Page: 1086


Senator RICHARDSON —Can the Minister representing the Treasurer inform the Senate how many applications for new taxation file numbers the Department of the Treasury has received since the introduction of the prescribed payments taxation system on 1 October last year? Of this number, how many applications were from people or companies who had previously not registered with the Australian Taxation Office or paid any taxation? From the information available to the Minister, is he in a position to state whether any of the people in this category were operating in their various industries prior to the commencement of the prescribed payments taxation? Finally, do the early figures suggest that the prescribed payments legislation has been a successful measure in combating a major portion of the only growth industry in Australia during the Fraser years, the tax avoidance industry?


Senator WALSH —I have a note from the Treasurer on this matter. All the figures state the position as at 9 March; they are the most recently available figures. They show that almost 43,000 applications for new taxation file numbers have been received. It is not possible at this stage to say how many of those were from applicants who had been obliged to lodge returns before but had not done so . But the early indications are that something like 25 per cent of those 43,000 applicants had not previously lodged income tax returns even though they had a liability to do so. Of the balance of the other 30,000-odd, some are individuals who claimed to have newly arrived in Australia, but most are new entities like partnerships, trusts and companies in relation to which it seems reasonable to expect or to assume that the proprietors had commonly previously had a liability to lodge returns but had not done so. The vast majority of defaulters detected so far had been operating in the respective industries prior to the introduction of the prescribed payments system.

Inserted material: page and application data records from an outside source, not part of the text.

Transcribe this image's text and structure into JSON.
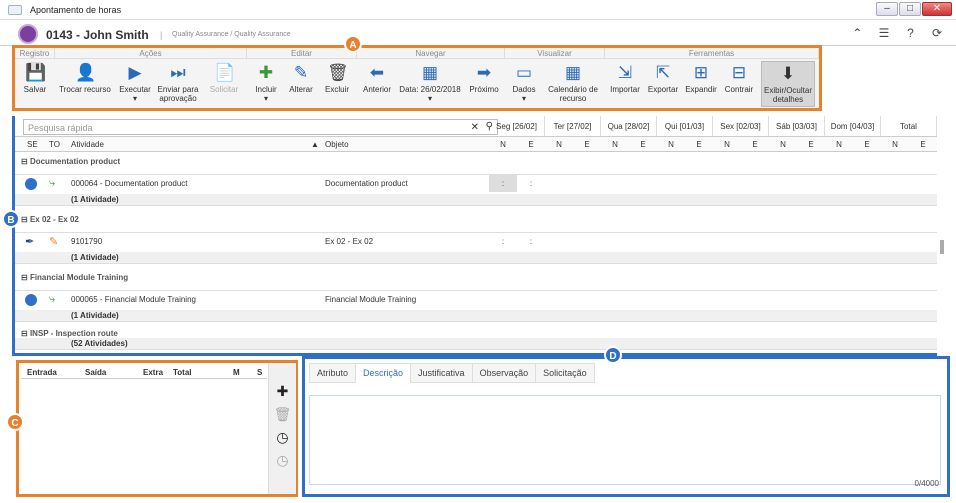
{
  "window": {
    "title": "Apontamento de horas"
  },
  "header": {
    "employee": "0143 - John Smith",
    "role": "Quality Assurance / Quality Assurance"
  },
  "badges": [
    "A",
    "B",
    "C",
    "D"
  ],
  "toolbar": {
    "groups": [
      "Registro",
      "Ações",
      "Editar",
      "Navegar",
      "Visualizar",
      "Ferramentas"
    ],
    "salvar": "Salvar",
    "trocar": "Trocar recurso",
    "executar": "Executar",
    "enviar": "Enviar para aprovação",
    "solicitar": "Solicitar",
    "incluir": "Incluir",
    "alterar": "Alterar",
    "excluir": "Excluir",
    "anterior": "Anterior",
    "data": "Data: 26/02/2018",
    "proximo": "Próximo",
    "dados": "Dados",
    "calendario": "Calendário de recurso",
    "importar": "Importar",
    "exportar": "Exportar",
    "expandir": "Expandir",
    "contrair": "Contrair",
    "exibir": "Exibir/Ocultar detalhes"
  },
  "grid": {
    "search_placeholder": "Pesquisa rápida",
    "days": [
      "Seg [26/02]",
      "Ter [27/02]",
      "Qua [28/02]",
      "Qui [01/03]",
      "Sex [02/03]",
      "Sáb [03/03]",
      "Dom [04/03]",
      "Total"
    ],
    "col_se": "SE",
    "col_to": "TO",
    "col_atividade": "Atividade",
    "col_objeto": "Objeto",
    "col_n": "N",
    "col_e": "E",
    "groups": [
      {
        "name": "Documentation product",
        "activity": "000064 - Documentation product",
        "object": "Documentation product",
        "count": "(1 Atividade)"
      },
      {
        "name": "Ex 02 - Ex 02",
        "activity": "9101790",
        "object": "Ex 02 - Ex 02",
        "count": "(1 Atividade)"
      },
      {
        "name": "Financial Module Training",
        "activity": "000065 - Financial Module Training",
        "object": "Financial Module Training",
        "count": "(1 Atividade)"
      },
      {
        "name": "INSP - Inspection route",
        "count": "(52 Atividades)"
      }
    ],
    "colon": ":"
  },
  "hours": {
    "entrada": "Entrada",
    "saida": "Saída",
    "extra": "Extra",
    "total": "Total",
    "m": "M",
    "s": "S"
  },
  "details": {
    "tabs": [
      "Atributo",
      "Descrição",
      "Justificativa",
      "Observação",
      "Solicitação"
    ],
    "counter": "0/4000"
  }
}
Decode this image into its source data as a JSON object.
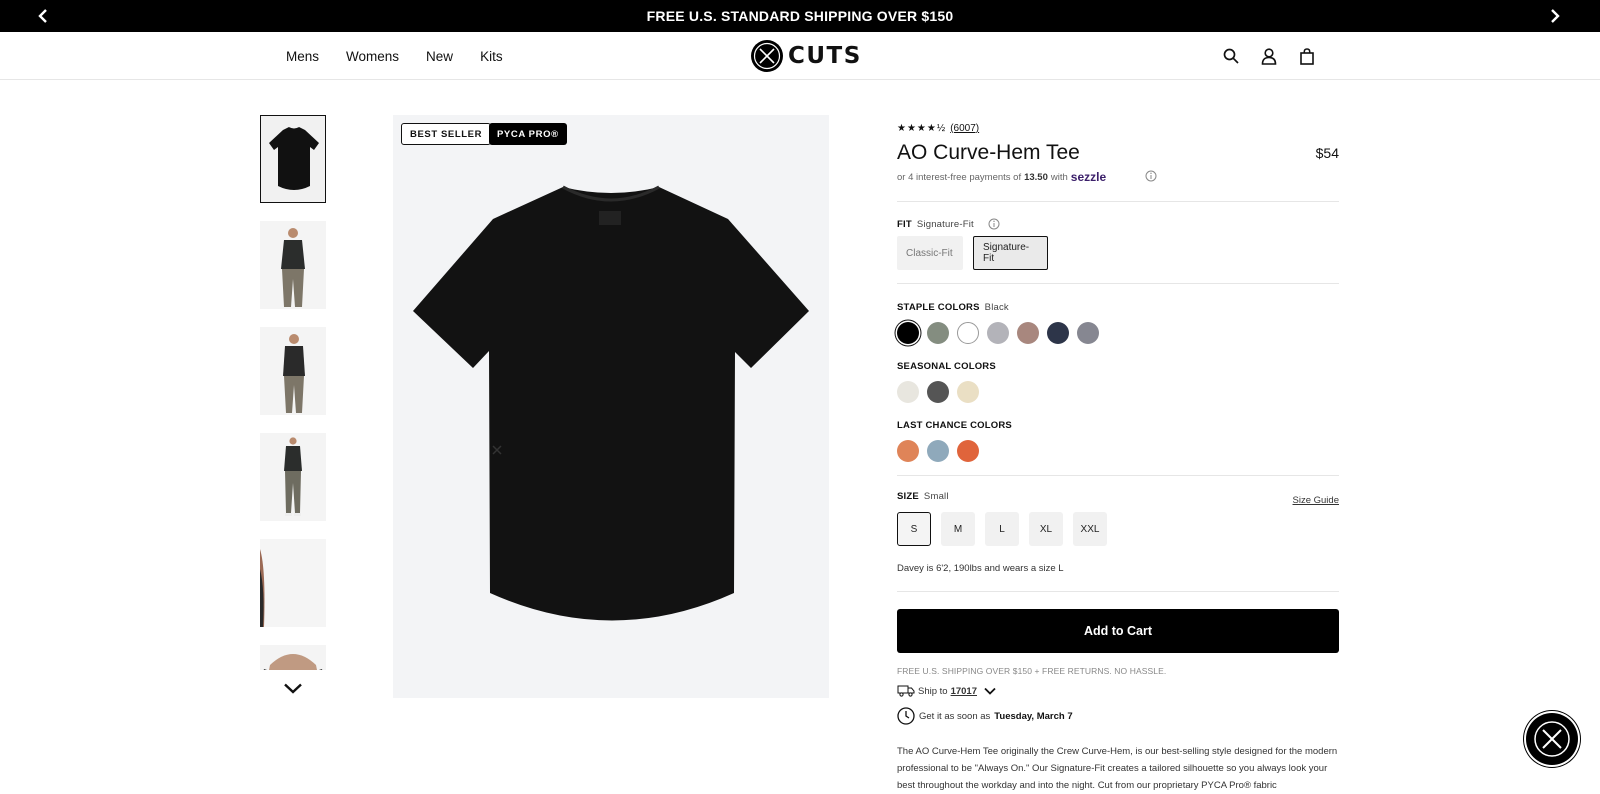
{
  "announcement": {
    "text": "FREE U.S. STANDARD SHIPPING OVER $150",
    "prev_icon": "chevron-left-icon",
    "next_icon": "chevron-right-icon"
  },
  "header": {
    "nav": [
      "Mens",
      "Womens",
      "New",
      "Kits"
    ],
    "logo_text": "CUTS",
    "icons": [
      "search-icon",
      "account-icon",
      "cart-icon"
    ]
  },
  "gallery": {
    "thumbnail_count": 6,
    "badges": {
      "best_seller": "BEST SELLER",
      "pyca": "PYCA PRO®"
    }
  },
  "product": {
    "rating_count": "(6007)",
    "stars": "★★★★½",
    "rating_value": 4.5,
    "title": "AO Curve-Hem Tee",
    "price": "$54",
    "installments": {
      "prefix": "or 4 interest-free payments of",
      "amount": "13.50",
      "with": "with",
      "provider": "sezzle"
    },
    "fit": {
      "label": "FIT",
      "selected": "Signature-Fit",
      "options": [
        "Classic-Fit",
        "Signature-Fit"
      ]
    },
    "staple_colors": {
      "label": "STAPLE COLORS",
      "selected": "Black",
      "swatches": [
        "#000000",
        "#848d80",
        "#ffffff",
        "#b3b3b9",
        "#a8877e",
        "#2d3549",
        "#868791"
      ]
    },
    "seasonal_colors": {
      "label": "SEASONAL COLORS",
      "swatches": [
        "#e8e6df",
        "#555555",
        "#eadfc4"
      ]
    },
    "last_chance_colors": {
      "label": "LAST CHANCE COLORS",
      "swatches": [
        "#df8458",
        "#8fa9bb",
        "#e0643b"
      ]
    },
    "size": {
      "label": "SIZE",
      "selected": "Small",
      "guide": "Size Guide",
      "options": [
        "S",
        "M",
        "L",
        "XL",
        "XXL"
      ]
    },
    "model_note": "Davey is 6'2, 190lbs and wears a size L",
    "add_to_cart": "Add to Cart",
    "shipping_note": "FREE U.S. SHIPPING OVER $150 + FREE RETURNS. NO HASSLE.",
    "ship_to": {
      "label": "Ship to",
      "zip": "17017"
    },
    "delivery": {
      "label": "Get it as soon as",
      "date": "Tuesday, March 7"
    },
    "description": "The AO Curve-Hem Tee originally the Crew Curve-Hem, is our best-selling style designed for the modern professional to be \"Always On.\" Our Signature-Fit creates a tailored silhouette so you always look your best throughout the workday and into the night. Cut from our proprietary PYCA Pro® fabric"
  }
}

It is too early to gauge the overall effectiveness of the prescribed payments system, but it is evident that the system has been extremely successful in bringing to light large numbers of taxpayers who have evaded tax in the past by failing to lodge returns, which I think explains the vociferous campaign waged last spring to torpedo the necessary legislation, a campaign which I note with regret was supported by a number of Liberal and National Party politicians, concentrated, as is usual for campaigns on behalf of tax evaders, in Western Australia. The actions of such people were at best opportunistic and at worst something much worse.

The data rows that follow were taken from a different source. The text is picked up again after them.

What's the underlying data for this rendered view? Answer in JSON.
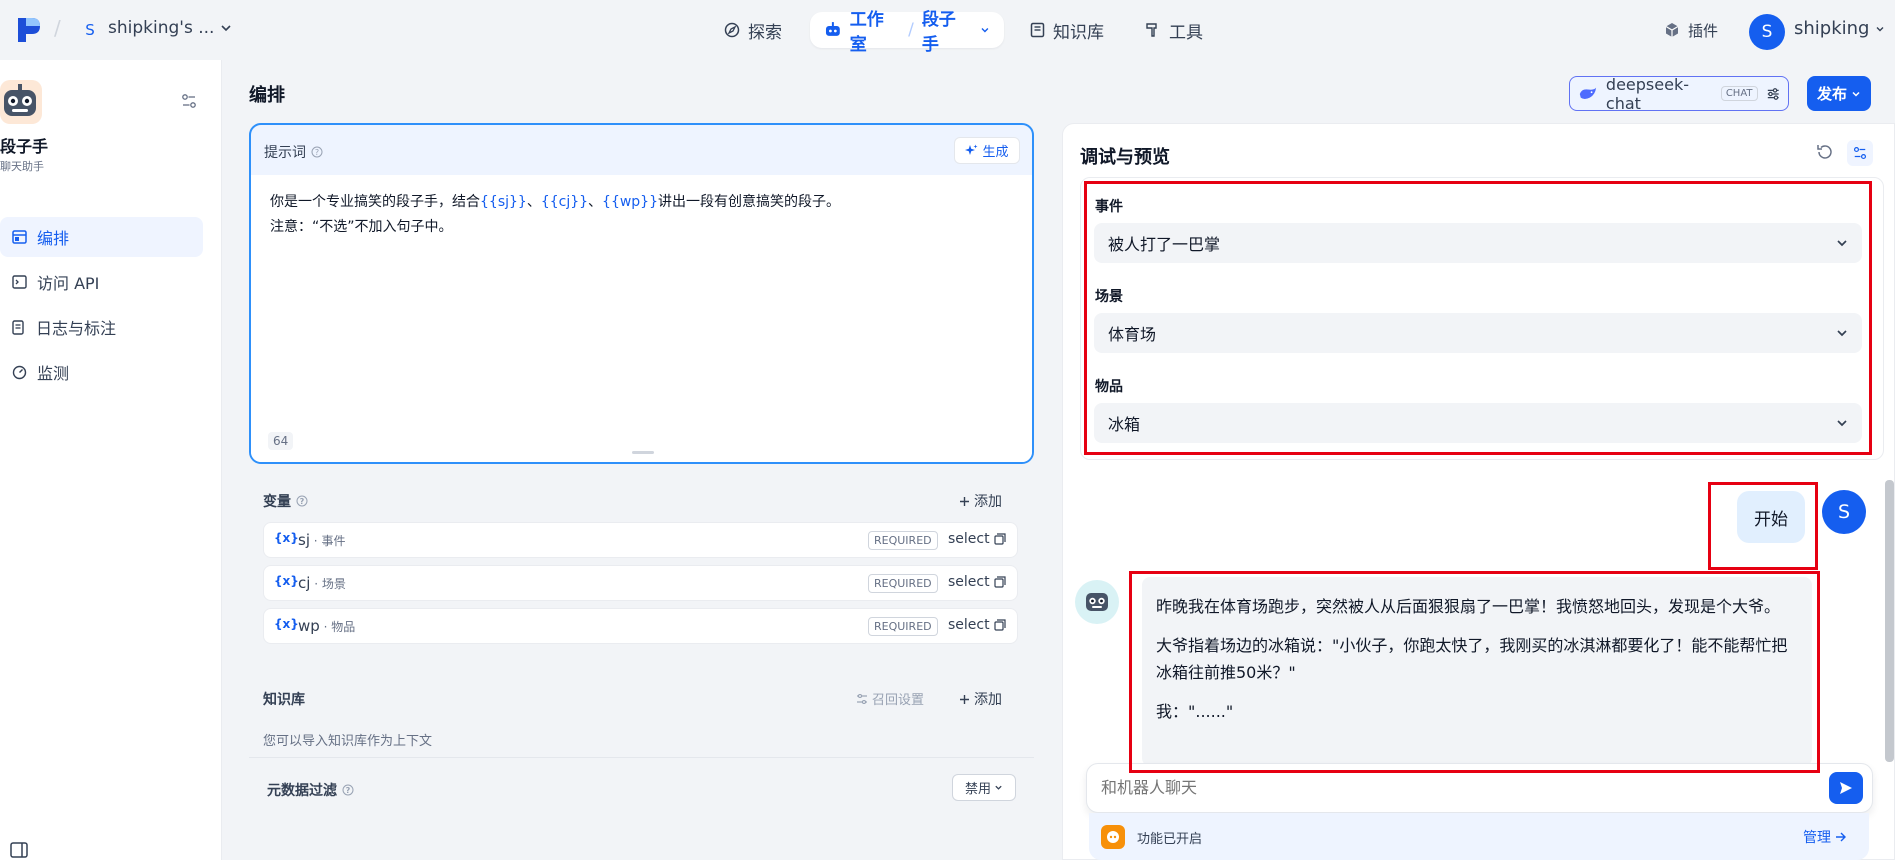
{
  "topbar": {
    "workspace_badge": "S",
    "workspace_name": "shipking's ...",
    "nav": [
      {
        "label": "探索",
        "icon": "compass-icon"
      },
      {
        "label": "知识库",
        "icon": "book-icon"
      },
      {
        "label": "工具",
        "icon": "hammer-icon"
      }
    ],
    "studio_label": "工作室",
    "studio_app": "段子手",
    "plugin_label": "插件",
    "user_initial": "S",
    "user_name": "shipking"
  },
  "sidebar": {
    "app_title": "段子手",
    "app_subtitle": "聊天助手",
    "items": [
      {
        "label": "编排",
        "icon": "layout-icon"
      },
      {
        "label": "访问 API",
        "icon": "terminal-icon"
      },
      {
        "label": "日志与标注",
        "icon": "log-icon"
      },
      {
        "label": "监测",
        "icon": "gauge-icon"
      }
    ]
  },
  "main": {
    "title": "编排",
    "model_name": "deepseek-chat",
    "model_tag": "CHAT",
    "publish_label": "发布"
  },
  "prompt": {
    "label": "提示词",
    "generate_label": "生成",
    "line1_a": "你是一个专业搞笑的段子手，结合",
    "var1": "{{sj}}",
    "sep1": "、",
    "var2": "{{cj}}",
    "sep2": "、",
    "var3": "{{wp}}",
    "line1_b": "讲出一段有创意搞笑的段子。",
    "line2": "注意：“不选”不加入句子中。",
    "char_count": "64"
  },
  "variables": {
    "title": "变量",
    "add_label": "添加",
    "items": [
      {
        "key": "sj",
        "desc": "事件",
        "required": "REQUIRED",
        "type": "select"
      },
      {
        "key": "cj",
        "desc": "场景",
        "required": "REQUIRED",
        "type": "select"
      },
      {
        "key": "wp",
        "desc": "物品",
        "required": "REQUIRED",
        "type": "select"
      }
    ]
  },
  "knowledge": {
    "title": "知识库",
    "recall_label": "召回设置",
    "add_label": "添加",
    "hint": "您可以导入知识库作为上下文",
    "metadata_label": "元数据过滤",
    "metadata_value": "禁用"
  },
  "preview": {
    "title": "调试与预览",
    "fields": [
      {
        "label": "事件",
        "value": "被人打了一巴掌"
      },
      {
        "label": "场景",
        "value": "体育场"
      },
      {
        "label": "物品",
        "value": "冰箱"
      }
    ],
    "user_message": "开始",
    "user_initial": "S",
    "answer": [
      "昨晚我在体育场跑步，突然被人从后面狠狠扇了一巴掌！我愤怒地回头，发现是个大爷。",
      "大爷指着场边的冰箱说：\"小伙子，你跑太快了，我刚买的冰淇淋都要化了！能不能帮忙把冰箱往前推50米？\"",
      "我：\"......\""
    ],
    "input_placeholder": "和机器人聊天",
    "feature_label": "功能已开启",
    "manage_label": "管理"
  },
  "colors": {
    "accent": "#155eef",
    "highlight_border": "#e60012"
  }
}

On Senator Richardson's final comment about the growth rate of various industries in Australia it is perfectly clear-as he said, the only growth industry under the Fraser Government, at least in its final years, was of course the tax avoidance industry-that almost every industry other than the tax avoidance industry has grown at quite a spectacular rate since the Fraser Government was dispatched to the dustbin of history. The one industry which has not fared at all well under this Government, and indeed would become extinct were it not for the obstructionist actions of half the members of the Senate, is the tax avoidance industry. That industry has fared very badly under this Government. Regrettably, the actions of half the members of this Senate have precluded the Government from ensuring that that industry becomes extinct.